• What the task asks
The lines to copy are those holding the string "Ctrl" in the entries below.

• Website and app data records

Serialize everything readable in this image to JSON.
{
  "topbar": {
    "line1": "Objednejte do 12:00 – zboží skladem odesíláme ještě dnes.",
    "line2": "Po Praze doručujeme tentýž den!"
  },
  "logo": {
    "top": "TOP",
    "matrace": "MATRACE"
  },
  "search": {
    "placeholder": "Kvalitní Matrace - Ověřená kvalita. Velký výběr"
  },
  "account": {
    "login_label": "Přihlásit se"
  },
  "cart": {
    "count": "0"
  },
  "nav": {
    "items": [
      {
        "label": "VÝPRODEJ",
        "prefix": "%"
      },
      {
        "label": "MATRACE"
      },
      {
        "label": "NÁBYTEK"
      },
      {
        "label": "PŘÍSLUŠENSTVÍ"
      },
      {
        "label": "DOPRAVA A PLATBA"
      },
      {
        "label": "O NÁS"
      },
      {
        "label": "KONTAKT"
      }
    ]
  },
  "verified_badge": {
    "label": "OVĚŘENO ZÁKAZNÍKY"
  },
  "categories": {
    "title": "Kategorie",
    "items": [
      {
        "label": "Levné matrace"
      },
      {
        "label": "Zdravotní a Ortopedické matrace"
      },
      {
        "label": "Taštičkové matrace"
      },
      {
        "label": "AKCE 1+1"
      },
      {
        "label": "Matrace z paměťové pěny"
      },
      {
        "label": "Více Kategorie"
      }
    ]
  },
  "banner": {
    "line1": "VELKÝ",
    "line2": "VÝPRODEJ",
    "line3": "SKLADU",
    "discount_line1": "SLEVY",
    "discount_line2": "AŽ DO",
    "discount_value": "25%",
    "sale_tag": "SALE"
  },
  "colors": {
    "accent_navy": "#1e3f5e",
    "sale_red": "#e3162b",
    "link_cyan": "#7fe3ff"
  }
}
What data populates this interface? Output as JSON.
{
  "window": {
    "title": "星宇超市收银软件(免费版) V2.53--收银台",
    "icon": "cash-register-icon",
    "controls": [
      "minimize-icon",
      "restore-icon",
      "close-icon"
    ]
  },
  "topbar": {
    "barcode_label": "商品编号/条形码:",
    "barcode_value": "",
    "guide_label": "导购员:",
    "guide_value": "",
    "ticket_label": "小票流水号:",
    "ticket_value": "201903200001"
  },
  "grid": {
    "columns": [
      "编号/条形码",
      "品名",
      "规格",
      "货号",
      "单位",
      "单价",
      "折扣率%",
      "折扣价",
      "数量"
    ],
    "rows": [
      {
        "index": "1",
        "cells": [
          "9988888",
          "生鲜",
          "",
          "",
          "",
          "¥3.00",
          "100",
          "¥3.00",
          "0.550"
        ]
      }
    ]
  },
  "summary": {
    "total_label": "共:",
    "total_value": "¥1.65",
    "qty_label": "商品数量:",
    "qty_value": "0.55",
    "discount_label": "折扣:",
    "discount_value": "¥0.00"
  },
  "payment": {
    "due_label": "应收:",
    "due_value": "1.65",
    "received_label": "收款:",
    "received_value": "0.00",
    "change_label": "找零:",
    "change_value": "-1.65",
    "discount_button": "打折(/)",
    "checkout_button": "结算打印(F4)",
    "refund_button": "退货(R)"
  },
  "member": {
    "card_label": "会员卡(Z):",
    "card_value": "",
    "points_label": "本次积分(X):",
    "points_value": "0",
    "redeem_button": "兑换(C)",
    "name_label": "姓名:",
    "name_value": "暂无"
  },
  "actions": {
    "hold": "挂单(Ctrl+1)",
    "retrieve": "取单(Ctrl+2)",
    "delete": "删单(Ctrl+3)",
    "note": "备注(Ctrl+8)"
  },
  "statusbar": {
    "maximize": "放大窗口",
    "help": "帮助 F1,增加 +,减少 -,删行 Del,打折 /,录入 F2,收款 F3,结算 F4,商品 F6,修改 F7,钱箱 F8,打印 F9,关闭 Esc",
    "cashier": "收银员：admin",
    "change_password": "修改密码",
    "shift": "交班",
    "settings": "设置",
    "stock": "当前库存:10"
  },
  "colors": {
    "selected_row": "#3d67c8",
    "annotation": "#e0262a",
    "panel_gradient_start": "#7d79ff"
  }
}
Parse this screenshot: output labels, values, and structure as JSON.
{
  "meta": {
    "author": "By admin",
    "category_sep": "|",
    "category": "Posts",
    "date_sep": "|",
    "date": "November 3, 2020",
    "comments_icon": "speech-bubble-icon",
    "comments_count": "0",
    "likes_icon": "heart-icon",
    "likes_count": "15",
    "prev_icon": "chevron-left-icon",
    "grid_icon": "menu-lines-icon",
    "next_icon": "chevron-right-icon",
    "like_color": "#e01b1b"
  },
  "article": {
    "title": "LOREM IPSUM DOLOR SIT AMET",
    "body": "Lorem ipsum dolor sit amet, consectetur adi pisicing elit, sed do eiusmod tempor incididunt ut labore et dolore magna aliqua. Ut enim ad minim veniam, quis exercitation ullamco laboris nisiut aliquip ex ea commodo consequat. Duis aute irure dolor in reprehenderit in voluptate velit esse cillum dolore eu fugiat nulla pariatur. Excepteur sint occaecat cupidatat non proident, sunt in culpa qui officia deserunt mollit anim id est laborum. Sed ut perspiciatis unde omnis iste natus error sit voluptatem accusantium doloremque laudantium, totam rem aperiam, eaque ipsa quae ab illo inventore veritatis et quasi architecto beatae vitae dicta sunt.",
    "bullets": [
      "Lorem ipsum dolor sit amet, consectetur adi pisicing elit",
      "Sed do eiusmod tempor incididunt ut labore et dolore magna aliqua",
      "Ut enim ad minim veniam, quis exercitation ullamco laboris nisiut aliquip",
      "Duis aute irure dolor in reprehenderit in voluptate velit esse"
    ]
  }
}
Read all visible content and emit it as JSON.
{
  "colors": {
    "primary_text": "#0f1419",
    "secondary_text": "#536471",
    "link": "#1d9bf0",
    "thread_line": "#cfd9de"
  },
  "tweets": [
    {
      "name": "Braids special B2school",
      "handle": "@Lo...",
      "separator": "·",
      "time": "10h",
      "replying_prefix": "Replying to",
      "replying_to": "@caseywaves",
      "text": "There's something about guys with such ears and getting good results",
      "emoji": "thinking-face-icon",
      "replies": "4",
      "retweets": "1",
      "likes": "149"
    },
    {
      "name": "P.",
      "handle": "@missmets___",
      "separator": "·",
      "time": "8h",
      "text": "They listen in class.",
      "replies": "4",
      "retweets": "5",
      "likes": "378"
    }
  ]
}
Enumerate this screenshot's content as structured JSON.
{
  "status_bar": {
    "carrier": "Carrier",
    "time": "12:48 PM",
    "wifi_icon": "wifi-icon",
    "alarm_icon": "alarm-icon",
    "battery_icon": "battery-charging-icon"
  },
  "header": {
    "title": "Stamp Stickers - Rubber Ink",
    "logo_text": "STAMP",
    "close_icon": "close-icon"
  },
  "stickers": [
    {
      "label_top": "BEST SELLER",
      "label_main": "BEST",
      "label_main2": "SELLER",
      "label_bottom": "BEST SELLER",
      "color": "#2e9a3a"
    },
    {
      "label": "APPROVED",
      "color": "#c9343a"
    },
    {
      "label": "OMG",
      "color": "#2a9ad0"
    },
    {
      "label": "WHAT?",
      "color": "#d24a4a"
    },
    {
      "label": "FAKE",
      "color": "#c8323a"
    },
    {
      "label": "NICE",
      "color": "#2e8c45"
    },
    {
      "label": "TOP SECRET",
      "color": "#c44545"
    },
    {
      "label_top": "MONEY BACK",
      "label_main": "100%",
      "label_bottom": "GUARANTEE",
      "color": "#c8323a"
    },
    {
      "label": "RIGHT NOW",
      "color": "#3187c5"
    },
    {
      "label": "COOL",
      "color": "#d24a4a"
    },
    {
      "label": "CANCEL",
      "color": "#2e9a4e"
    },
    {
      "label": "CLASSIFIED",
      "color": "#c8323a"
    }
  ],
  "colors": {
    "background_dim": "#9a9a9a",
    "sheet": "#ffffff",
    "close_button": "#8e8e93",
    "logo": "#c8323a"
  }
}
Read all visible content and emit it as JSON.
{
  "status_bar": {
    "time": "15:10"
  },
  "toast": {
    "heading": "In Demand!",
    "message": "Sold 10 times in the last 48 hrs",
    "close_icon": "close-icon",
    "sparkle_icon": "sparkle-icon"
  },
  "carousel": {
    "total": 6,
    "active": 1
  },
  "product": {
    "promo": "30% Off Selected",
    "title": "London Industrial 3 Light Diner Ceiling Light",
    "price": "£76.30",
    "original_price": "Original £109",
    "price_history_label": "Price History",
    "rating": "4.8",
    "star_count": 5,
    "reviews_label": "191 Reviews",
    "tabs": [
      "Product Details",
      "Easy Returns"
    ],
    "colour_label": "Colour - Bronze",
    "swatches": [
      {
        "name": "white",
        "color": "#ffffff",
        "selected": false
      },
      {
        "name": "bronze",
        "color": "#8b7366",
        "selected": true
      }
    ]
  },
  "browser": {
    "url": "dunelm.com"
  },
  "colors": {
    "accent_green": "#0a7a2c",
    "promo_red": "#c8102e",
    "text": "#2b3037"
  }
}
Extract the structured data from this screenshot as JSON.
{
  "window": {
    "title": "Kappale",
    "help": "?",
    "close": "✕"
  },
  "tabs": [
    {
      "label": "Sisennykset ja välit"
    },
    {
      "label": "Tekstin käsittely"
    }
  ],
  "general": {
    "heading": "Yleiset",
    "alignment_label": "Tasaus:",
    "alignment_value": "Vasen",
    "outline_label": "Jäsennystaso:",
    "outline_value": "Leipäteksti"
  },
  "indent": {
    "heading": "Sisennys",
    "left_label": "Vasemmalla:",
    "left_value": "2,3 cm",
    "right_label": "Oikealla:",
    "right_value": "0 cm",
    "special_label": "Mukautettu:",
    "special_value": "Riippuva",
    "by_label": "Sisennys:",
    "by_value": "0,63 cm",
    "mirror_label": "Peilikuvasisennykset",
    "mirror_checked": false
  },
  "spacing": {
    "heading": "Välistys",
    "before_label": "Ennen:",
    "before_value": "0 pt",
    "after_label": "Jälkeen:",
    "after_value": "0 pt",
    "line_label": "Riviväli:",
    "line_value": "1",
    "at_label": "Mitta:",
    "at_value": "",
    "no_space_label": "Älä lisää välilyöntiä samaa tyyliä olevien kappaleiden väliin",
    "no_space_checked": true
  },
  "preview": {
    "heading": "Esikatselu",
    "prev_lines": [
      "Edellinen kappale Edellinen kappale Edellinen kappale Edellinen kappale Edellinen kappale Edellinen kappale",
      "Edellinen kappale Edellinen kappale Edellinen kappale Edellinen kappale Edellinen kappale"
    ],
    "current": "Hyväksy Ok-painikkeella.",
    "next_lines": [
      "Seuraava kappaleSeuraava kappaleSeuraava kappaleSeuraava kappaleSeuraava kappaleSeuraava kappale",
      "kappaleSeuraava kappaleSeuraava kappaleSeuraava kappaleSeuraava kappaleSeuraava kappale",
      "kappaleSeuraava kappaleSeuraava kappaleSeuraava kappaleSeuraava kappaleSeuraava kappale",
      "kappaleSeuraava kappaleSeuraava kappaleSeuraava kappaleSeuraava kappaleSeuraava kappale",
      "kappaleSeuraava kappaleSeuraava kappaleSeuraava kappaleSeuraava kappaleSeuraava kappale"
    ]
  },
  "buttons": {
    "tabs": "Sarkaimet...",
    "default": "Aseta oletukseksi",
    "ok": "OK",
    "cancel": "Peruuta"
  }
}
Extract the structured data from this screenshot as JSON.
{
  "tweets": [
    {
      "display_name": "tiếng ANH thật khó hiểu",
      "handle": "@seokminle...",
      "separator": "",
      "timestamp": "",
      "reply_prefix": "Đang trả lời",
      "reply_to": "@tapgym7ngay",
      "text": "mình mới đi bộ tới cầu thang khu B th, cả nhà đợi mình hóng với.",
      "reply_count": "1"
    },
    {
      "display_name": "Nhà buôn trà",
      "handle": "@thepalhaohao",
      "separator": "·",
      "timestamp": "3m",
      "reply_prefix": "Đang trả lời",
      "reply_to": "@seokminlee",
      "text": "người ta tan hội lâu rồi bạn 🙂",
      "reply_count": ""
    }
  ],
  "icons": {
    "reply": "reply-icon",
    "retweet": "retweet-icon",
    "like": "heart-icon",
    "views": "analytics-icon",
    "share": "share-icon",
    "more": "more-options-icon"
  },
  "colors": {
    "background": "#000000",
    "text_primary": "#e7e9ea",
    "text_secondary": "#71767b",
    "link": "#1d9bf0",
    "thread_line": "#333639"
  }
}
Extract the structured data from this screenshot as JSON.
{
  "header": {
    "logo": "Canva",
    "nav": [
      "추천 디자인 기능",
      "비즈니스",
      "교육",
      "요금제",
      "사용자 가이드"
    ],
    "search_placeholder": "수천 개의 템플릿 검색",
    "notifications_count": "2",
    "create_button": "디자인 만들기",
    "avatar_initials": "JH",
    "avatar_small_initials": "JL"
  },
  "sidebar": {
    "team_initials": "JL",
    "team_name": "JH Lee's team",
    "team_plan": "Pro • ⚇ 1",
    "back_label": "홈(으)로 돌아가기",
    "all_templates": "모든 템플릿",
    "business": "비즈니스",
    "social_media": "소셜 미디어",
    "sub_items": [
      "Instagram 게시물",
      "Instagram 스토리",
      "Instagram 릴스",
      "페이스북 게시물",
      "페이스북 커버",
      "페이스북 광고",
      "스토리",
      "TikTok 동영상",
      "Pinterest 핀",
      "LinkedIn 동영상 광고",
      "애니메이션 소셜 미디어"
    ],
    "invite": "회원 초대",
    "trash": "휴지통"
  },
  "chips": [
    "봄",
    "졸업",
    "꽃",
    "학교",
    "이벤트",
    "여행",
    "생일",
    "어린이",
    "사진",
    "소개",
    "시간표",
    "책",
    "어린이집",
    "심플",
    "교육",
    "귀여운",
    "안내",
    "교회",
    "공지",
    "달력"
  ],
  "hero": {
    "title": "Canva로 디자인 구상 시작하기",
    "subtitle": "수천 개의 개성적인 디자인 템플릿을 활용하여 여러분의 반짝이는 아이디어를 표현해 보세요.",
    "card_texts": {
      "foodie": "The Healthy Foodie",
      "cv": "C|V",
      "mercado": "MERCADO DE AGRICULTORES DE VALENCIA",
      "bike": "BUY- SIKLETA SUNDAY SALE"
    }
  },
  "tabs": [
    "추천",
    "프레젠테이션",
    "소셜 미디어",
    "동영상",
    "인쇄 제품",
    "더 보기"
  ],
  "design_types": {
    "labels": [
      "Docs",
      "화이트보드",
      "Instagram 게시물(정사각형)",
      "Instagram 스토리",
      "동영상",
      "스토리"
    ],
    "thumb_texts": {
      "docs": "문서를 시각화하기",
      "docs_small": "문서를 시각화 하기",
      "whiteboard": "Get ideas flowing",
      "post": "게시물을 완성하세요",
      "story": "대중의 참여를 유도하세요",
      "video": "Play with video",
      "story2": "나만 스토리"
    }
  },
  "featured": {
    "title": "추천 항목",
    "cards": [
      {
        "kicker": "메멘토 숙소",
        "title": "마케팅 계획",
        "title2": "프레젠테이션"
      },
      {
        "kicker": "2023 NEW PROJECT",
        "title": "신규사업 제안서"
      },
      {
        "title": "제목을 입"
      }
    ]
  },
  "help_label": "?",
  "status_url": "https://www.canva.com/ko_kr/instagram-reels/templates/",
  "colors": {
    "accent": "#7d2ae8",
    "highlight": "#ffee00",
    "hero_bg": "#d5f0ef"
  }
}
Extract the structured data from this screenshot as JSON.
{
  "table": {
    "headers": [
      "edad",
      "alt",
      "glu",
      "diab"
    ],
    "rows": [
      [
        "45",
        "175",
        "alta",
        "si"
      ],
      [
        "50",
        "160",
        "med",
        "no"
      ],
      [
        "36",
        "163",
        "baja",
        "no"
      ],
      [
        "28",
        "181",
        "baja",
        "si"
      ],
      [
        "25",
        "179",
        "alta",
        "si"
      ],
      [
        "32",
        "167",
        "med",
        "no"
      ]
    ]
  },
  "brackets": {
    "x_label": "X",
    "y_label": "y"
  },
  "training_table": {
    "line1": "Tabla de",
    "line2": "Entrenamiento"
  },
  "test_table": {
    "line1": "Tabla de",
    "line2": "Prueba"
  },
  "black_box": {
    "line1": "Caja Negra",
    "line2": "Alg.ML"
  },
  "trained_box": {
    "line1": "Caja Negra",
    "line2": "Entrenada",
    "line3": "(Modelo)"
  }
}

• Response area
    "hold": "挂单(Ctrl+1)",
    "retrieve": "取单(Ctrl+2)",
    "delete": "删单(Ctrl+3)",
    "note": "备注(Ctrl+8)"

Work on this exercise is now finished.